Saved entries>
────────
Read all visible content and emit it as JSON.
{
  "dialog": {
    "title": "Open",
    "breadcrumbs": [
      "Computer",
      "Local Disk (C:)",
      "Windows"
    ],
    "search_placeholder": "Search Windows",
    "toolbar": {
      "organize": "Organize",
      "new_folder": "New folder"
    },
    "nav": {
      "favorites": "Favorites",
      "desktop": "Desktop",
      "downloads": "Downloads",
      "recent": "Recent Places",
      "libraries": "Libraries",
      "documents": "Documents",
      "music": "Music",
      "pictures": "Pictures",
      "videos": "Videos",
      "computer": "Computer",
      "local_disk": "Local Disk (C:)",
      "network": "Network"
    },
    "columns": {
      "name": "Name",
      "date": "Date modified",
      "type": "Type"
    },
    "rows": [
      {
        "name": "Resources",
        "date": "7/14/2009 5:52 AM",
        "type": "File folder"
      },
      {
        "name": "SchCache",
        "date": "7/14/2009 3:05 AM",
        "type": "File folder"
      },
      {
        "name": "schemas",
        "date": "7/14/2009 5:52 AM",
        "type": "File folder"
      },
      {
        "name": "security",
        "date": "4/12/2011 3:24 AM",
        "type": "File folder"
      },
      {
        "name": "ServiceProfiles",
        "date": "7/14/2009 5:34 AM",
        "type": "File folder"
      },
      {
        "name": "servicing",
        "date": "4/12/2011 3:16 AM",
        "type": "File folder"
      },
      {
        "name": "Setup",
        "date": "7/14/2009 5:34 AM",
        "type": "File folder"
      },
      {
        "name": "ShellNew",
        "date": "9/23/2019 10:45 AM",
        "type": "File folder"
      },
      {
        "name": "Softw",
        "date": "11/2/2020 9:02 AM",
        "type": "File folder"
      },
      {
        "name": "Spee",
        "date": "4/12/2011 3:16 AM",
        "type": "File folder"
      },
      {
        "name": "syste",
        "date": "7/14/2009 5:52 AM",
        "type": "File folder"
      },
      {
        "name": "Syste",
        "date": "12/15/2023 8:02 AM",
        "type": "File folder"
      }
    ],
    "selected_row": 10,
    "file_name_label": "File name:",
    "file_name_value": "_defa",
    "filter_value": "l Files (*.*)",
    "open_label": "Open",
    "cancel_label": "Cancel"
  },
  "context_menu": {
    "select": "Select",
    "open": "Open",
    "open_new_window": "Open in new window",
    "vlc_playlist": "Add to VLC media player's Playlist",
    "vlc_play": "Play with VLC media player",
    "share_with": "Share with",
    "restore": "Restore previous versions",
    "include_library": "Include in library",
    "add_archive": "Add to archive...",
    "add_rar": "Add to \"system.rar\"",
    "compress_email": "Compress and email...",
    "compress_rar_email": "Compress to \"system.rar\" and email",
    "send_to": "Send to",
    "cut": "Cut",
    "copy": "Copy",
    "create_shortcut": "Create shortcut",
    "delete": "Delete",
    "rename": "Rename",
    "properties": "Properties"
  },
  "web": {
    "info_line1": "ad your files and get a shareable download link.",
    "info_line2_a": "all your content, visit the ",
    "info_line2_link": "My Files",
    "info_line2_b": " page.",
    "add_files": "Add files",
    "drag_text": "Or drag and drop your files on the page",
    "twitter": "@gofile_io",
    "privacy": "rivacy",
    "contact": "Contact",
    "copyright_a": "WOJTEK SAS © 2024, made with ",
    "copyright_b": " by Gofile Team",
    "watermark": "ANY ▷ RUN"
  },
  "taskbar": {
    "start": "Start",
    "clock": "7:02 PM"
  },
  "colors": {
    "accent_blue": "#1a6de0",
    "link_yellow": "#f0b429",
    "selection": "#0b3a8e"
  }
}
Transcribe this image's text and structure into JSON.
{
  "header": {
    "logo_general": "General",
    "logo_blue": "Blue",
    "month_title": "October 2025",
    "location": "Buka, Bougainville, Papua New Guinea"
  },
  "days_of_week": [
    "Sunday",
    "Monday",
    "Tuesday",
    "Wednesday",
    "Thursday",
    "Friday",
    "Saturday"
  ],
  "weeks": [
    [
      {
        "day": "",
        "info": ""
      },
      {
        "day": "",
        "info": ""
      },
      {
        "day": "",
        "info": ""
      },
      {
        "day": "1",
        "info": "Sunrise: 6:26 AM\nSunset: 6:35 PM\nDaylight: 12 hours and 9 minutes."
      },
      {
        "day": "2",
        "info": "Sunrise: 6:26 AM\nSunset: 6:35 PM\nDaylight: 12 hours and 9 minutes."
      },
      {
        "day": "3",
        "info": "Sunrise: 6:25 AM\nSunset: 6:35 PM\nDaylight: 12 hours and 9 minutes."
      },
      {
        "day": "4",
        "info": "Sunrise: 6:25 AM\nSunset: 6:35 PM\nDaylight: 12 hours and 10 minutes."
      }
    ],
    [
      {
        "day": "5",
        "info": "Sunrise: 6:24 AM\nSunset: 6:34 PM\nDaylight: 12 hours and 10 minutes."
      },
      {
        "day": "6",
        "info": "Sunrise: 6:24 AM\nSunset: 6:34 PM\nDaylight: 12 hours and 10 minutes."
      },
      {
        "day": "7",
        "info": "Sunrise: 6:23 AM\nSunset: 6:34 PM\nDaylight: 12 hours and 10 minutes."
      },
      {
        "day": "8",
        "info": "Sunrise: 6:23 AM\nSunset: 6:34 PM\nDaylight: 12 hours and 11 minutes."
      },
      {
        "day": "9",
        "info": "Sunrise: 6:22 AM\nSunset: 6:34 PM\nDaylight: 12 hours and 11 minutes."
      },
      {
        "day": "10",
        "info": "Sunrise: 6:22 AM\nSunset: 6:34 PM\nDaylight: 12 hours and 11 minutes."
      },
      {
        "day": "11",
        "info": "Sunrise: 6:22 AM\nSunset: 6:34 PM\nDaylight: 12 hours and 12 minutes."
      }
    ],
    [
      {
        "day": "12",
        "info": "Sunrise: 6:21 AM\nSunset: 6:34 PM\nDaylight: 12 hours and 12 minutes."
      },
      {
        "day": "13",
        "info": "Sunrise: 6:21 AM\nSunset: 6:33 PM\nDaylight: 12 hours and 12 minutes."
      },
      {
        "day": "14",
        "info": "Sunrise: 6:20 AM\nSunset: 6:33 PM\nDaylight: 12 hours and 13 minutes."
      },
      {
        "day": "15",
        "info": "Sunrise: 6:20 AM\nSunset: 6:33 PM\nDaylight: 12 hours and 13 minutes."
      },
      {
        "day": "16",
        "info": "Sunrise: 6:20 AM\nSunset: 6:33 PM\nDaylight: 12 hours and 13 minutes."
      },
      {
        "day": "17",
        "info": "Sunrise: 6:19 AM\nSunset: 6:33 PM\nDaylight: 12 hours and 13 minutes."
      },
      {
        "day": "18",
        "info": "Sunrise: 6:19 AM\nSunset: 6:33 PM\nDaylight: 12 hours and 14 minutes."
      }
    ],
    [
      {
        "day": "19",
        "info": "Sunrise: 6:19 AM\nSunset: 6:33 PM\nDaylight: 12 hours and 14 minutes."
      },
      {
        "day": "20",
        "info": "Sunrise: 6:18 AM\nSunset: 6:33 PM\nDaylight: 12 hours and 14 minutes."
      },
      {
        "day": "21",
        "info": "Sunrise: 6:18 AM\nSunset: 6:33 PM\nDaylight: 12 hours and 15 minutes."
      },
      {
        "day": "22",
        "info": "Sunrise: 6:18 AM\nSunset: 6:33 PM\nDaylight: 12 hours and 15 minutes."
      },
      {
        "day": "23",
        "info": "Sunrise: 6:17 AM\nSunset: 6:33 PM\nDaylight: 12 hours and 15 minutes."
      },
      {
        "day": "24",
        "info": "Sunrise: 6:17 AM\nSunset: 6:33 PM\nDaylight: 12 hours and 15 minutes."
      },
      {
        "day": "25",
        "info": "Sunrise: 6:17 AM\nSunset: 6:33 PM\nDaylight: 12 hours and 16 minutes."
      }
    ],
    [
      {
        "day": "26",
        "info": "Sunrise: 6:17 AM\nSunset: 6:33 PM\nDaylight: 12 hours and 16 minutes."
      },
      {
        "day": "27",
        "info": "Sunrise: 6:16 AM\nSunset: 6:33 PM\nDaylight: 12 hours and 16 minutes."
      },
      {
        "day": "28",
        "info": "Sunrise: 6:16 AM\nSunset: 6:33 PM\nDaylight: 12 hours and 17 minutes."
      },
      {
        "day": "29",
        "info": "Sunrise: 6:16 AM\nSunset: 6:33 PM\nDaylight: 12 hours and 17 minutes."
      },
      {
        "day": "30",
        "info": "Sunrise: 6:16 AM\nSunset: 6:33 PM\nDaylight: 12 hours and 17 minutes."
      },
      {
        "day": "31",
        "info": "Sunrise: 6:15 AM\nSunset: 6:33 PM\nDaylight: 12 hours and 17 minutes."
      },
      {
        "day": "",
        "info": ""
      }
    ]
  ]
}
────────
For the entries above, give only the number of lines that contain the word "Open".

Response>
4